In this matter, a reporter sought records from a school district relating to the discipline of a district employee and the reasons for the remedies imposed upon the employee. The district provided two documents in response to the request: (1) a resolution adopted by the Board approving the notice to remedy and (2) the notice to remedy, which was an exhibit to the resolution and which referenced a letter to the employee. The referenced letter described in more detail the employee’s unprofessional conduct and the directives. The district asserted the letter was exempt under several FOIA provisions.

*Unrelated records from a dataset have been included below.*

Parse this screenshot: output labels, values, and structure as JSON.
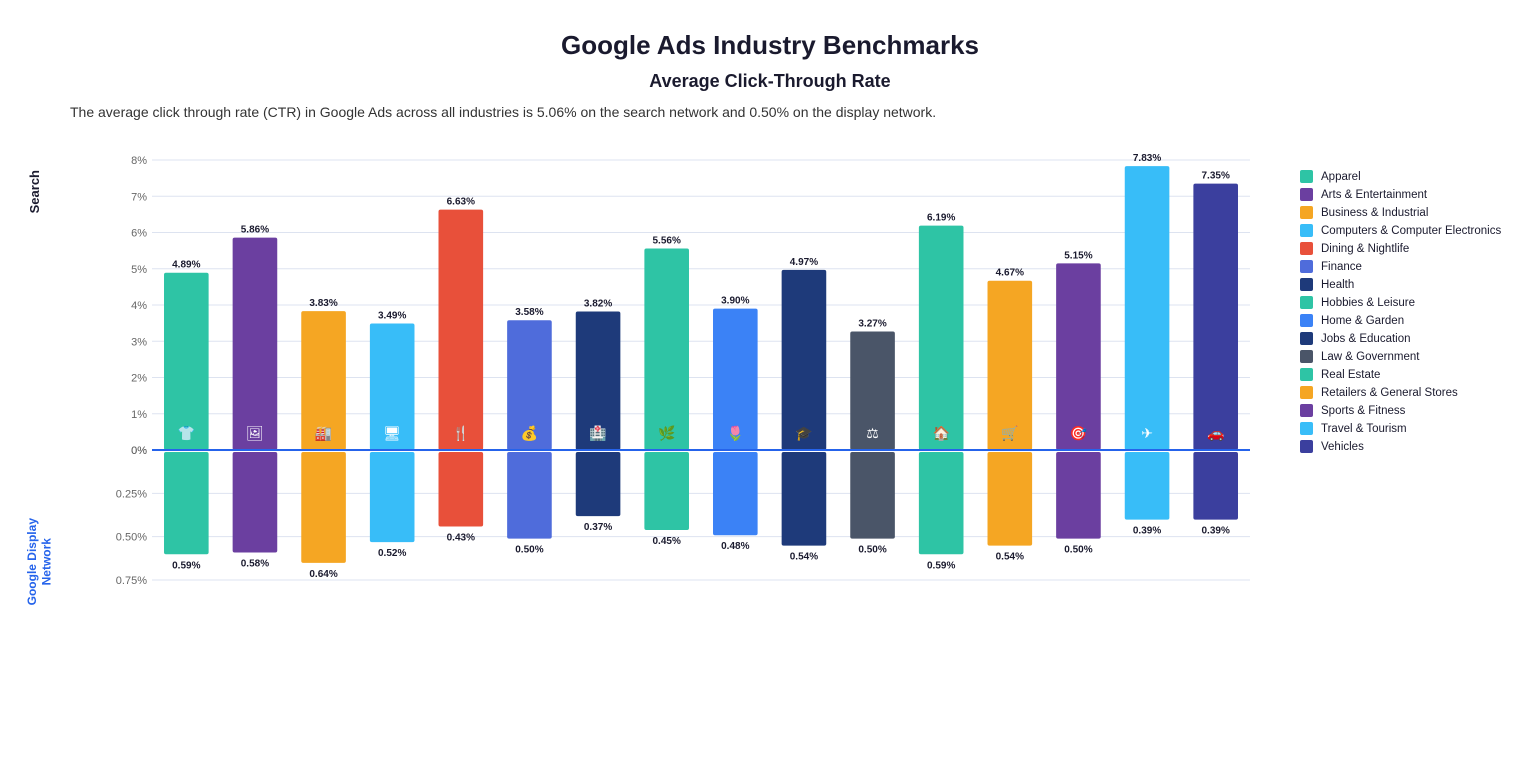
{
  "title": "Google Ads Industry Benchmarks",
  "subtitle": "Average Click-Through Rate",
  "description": "The average click through rate (CTR) in Google Ads across all industries is 5.06% on the search network and 0.50% on the display network.",
  "yAxis": {
    "searchLabels": [
      "8%",
      "7%",
      "6%",
      "5%",
      "4%",
      "3%",
      "2%",
      "1%",
      "0%"
    ],
    "displayLabels": [
      "0%",
      "0.25%",
      "0.50%",
      "0.75%"
    ]
  },
  "industries": [
    {
      "name": "Apparel",
      "color": "#2ec4a5",
      "searchVal": 4.89,
      "displayVal": 0.59,
      "icon": "👕"
    },
    {
      "name": "Arts & Entertainment",
      "color": "#6b3fa0",
      "searchVal": 5.86,
      "displayVal": 0.58,
      "icon": "🖼"
    },
    {
      "name": "Business & Industrial",
      "color": "#f5a623",
      "searchVal": 3.83,
      "displayVal": 0.64,
      "icon": "🏭"
    },
    {
      "name": "Computers & Computer Electronics",
      "color": "#38bdf8",
      "searchVal": 3.49,
      "displayVal": 0.52,
      "icon": "🖥"
    },
    {
      "name": "Dining & Nightlife",
      "color": "#e8503a",
      "searchVal": 6.63,
      "displayVal": 0.43,
      "icon": "🍴"
    },
    {
      "name": "Finance",
      "color": "#4f6cdb",
      "searchVal": 3.58,
      "displayVal": 0.5,
      "icon": "💰"
    },
    {
      "name": "Health",
      "color": "#1e3a7a",
      "searchVal": 3.82,
      "displayVal": 0.37,
      "icon": "🏥"
    },
    {
      "name": "Hobbies & Leisure",
      "color": "#2ec4a5",
      "searchVal": 5.56,
      "displayVal": 0.45,
      "icon": "🌿"
    },
    {
      "name": "Home & Garden",
      "color": "#3b82f6",
      "searchVal": 3.9,
      "displayVal": 0.48,
      "icon": "🌷"
    },
    {
      "name": "Jobs & Education",
      "color": "#1e3a7a",
      "searchVal": 4.97,
      "displayVal": 0.54,
      "icon": "🎓"
    },
    {
      "name": "Law & Government",
      "color": "#4a5568",
      "searchVal": 3.27,
      "displayVal": 0.5,
      "icon": "⚖"
    },
    {
      "name": "Real Estate",
      "color": "#2ec4a5",
      "searchVal": 6.19,
      "displayVal": 0.59,
      "icon": "🏠"
    },
    {
      "name": "Retailers & General Stores",
      "color": "#f5a623",
      "searchVal": 4.67,
      "displayVal": 0.54,
      "icon": "🛒"
    },
    {
      "name": "Sports & Fitness",
      "color": "#6b3fa0",
      "searchVal": 5.15,
      "displayVal": 0.5,
      "icon": "🎯"
    },
    {
      "name": "Travel & Tourism",
      "color": "#38bdf8",
      "searchVal": 7.83,
      "displayVal": 0.39,
      "icon": "✈"
    },
    {
      "name": "Vehicles",
      "color": "#3b3f9e",
      "searchVal": 7.35,
      "displayVal": 0.39,
      "icon": "🚗"
    }
  ],
  "legend": [
    {
      "name": "Apparel",
      "color": "#2ec4a5"
    },
    {
      "name": "Arts & Entertainment",
      "color": "#6b3fa0"
    },
    {
      "name": "Business & Industrial",
      "color": "#f5a623"
    },
    {
      "name": "Computers & Computer Electronics",
      "color": "#38bdf8"
    },
    {
      "name": "Dining & Nightlife",
      "color": "#e8503a"
    },
    {
      "name": "Finance",
      "color": "#4f6cdb"
    },
    {
      "name": "Health",
      "color": "#1e3a7a"
    },
    {
      "name": "Hobbies & Leisure",
      "color": "#2ec4a5"
    },
    {
      "name": "Home & Garden",
      "color": "#3b82f6"
    },
    {
      "name": "Jobs & Education",
      "color": "#1e3a7a"
    },
    {
      "name": "Law & Government",
      "color": "#4a5568"
    },
    {
      "name": "Real Estate",
      "color": "#2ec4a5"
    },
    {
      "name": "Retailers & General Stores",
      "color": "#f5a623"
    },
    {
      "name": "Sports & Fitness",
      "color": "#6b3fa0"
    },
    {
      "name": "Travel & Tourism",
      "color": "#38bdf8"
    },
    {
      "name": "Vehicles",
      "color": "#3b3f9e"
    }
  ]
}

The district first argued that the letter was exempt from disclosure pursuant to Section 7(1)(n) because it related to a public body’s adjudication of an employee disciplinary case and did not involve the final outcome of the case. The PAC did not agree, holding that the matter was not an adjudication.
The PAC next considered the district’s argument that the letter was exempt under Section 7(1)(a) of FOIA because it would violate the prohibition contained in Section 24A-7.1 of the School Code and Section 11 of the Personnel Records Review Act against the disclosure of performance evaluations. The PAC concluded, however, that the letter did not involve a performance evaluation because it described the instances of misconduct and the directives related to the misconduct instead of involving an evaluation of an employee’s overall performance.

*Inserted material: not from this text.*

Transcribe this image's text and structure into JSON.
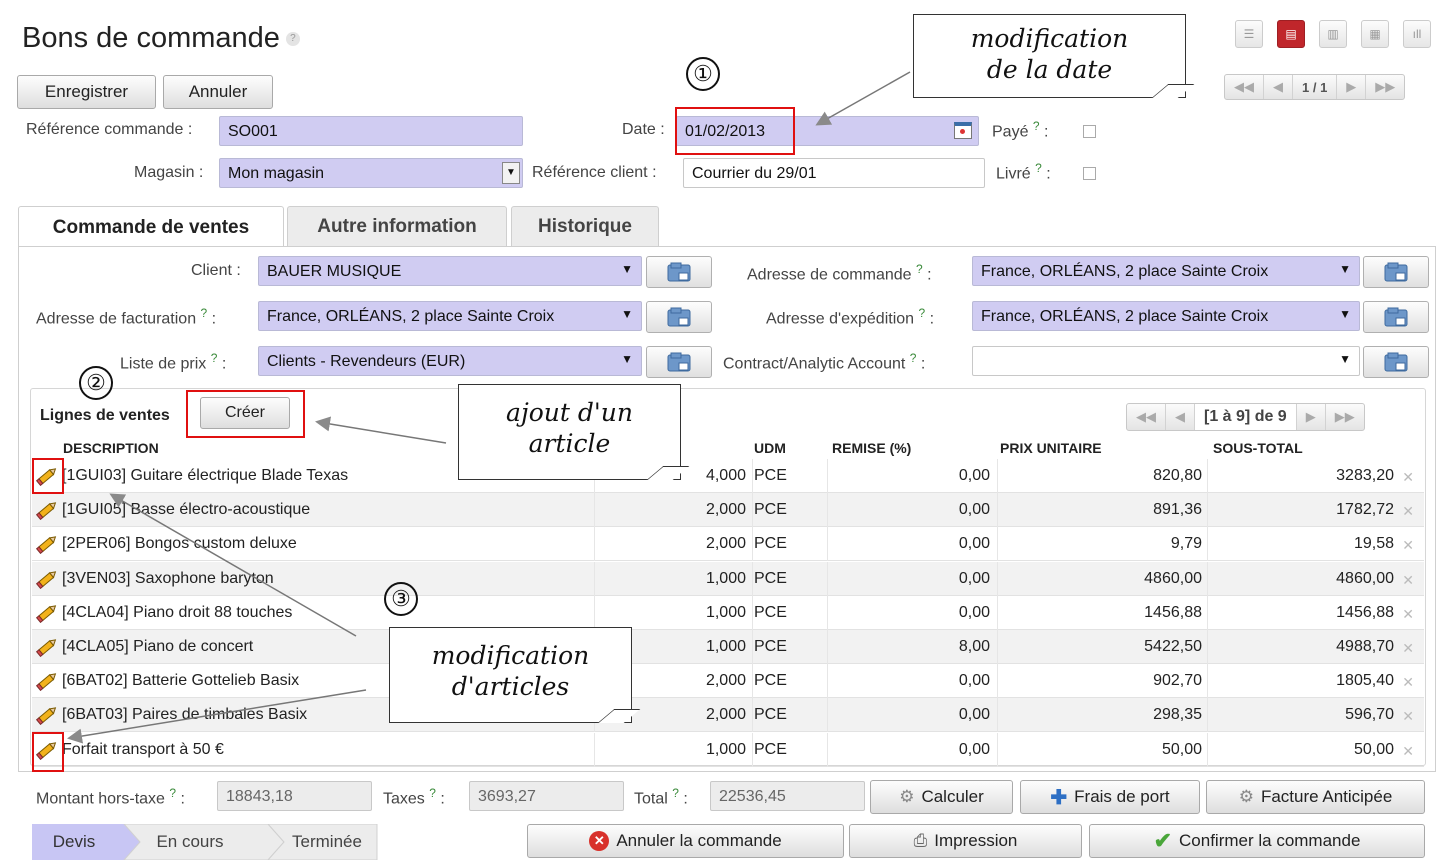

Finally, the PAC determined that the December 27, 2010 letter was not exempt from disclosure under Section 7(1)(f) of FOIA, which exempts “preliminary drafts, notes, recommendations, memoranda, and other records in which opinions are expressed or policies and actions are formulated.” The purpose of this exemption is to exempt from disclosure pre-decisional materials used by a public body in its deliberative process. The PAC found that this exemption did not apply because the district had not established to the PAC’s satisfaction that the school board relied on the letter in its deliberative process regarding its decision to approve a notice to remedy.
Although the PAC’s opinion is non-binding, it provides potentially persuasive authority limiting a district’s ability to claim that materials related to or referenced in a notice to remedy are exempt under FOIA. If a school district is concerned about the potential disclosure of the underlying documents to a notice to remedy, the school district should work with its attorney and closely review this decision.